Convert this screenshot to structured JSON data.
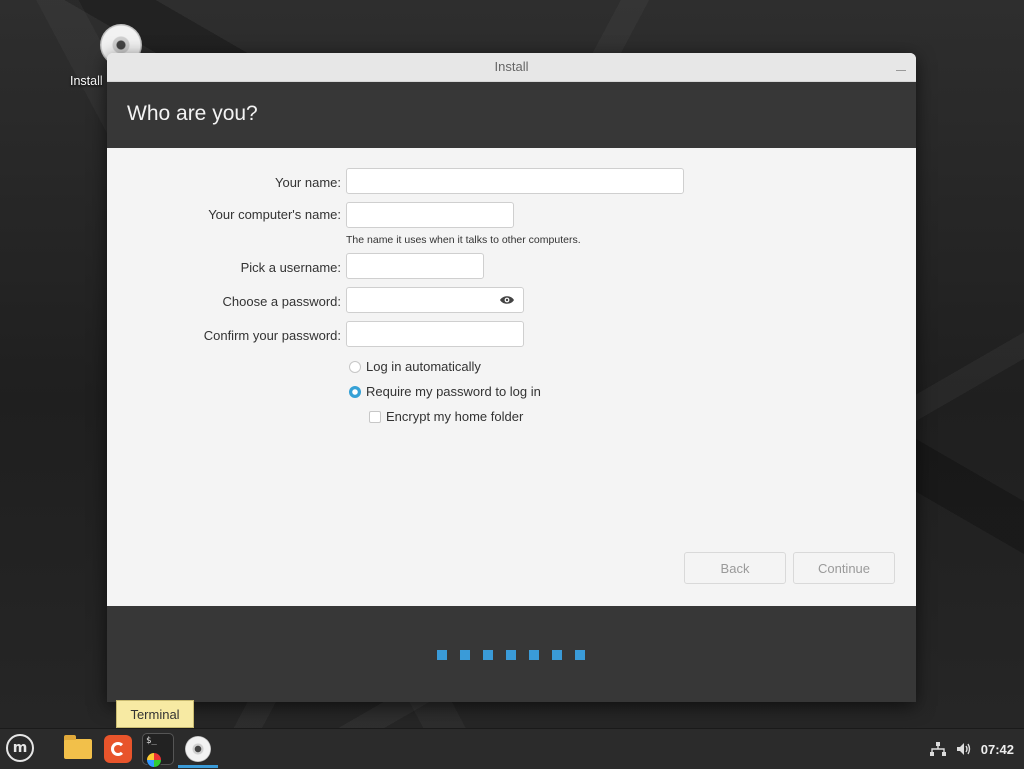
{
  "desktop": {
    "install_icon_label": "Install"
  },
  "window": {
    "title": "Install",
    "heading": "Who are you?"
  },
  "form": {
    "your_name_label": "Your name:",
    "your_name_value": "",
    "computer_name_label": "Your computer's name:",
    "computer_name_value": "",
    "computer_name_hint": "The name it uses when it talks to other computers.",
    "username_label": "Pick a username:",
    "username_value": "",
    "password_label": "Choose a password:",
    "password_value": "",
    "confirm_password_label": "Confirm your password:",
    "confirm_password_value": "",
    "login_auto_label": "Log in automatically",
    "login_auto_selected": false,
    "require_password_label": "Require my password to log in",
    "require_password_selected": true,
    "encrypt_home_label": "Encrypt my home folder",
    "encrypt_home_checked": false
  },
  "buttons": {
    "back_label": "Back",
    "continue_label": "Continue"
  },
  "progress": {
    "step_count": 7
  },
  "tooltip": {
    "text": "Terminal"
  },
  "panel": {
    "apps": [
      "files",
      "firefox",
      "terminal",
      "install"
    ],
    "clock": "07:42"
  },
  "colors": {
    "accent": "#3a9bd8",
    "header_bg": "#373737",
    "tooltip_bg": "#f7eaa3"
  }
}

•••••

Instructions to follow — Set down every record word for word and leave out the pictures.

Finished task —
Convert this screenshot to structured JSON data.
{
  "desktop": {
    "install_icon_label": "Install"
  },
  "window": {
    "title": "Install",
    "heading": "Who are you?"
  },
  "form": {
    "your_name_label": "Your name:",
    "your_name_value": "",
    "computer_name_label": "Your computer's name:",
    "computer_name_value": "",
    "computer_name_hint": "The name it uses when it talks to other computers.",
    "username_label": "Pick a username:",
    "username_value": "",
    "password_label": "Choose a password:",
    "password_value": "",
    "confirm_password_label": "Confirm your password:",
    "confirm_password_value": "",
    "login_auto_label": "Log in automatically",
    "login_auto_selected": false,
    "require_password_label": "Require my password to log in",
    "require_password_selected": true,
    "encrypt_home_label": "Encrypt my home folder",
    "encrypt_home_checked": false
  },
  "buttons": {
    "back_label": "Back",
    "continue_label": "Continue"
  },
  "progress": {
    "step_count": 7
  },
  "tooltip": {
    "text": "Terminal"
  },
  "panel": {
    "apps": [
      "files",
      "firefox",
      "terminal",
      "install"
    ],
    "clock": "07:42"
  },
  "colors": {
    "accent": "#3a9bd8",
    "header_bg": "#373737",
    "tooltip_bg": "#f7eaa3"
  }
}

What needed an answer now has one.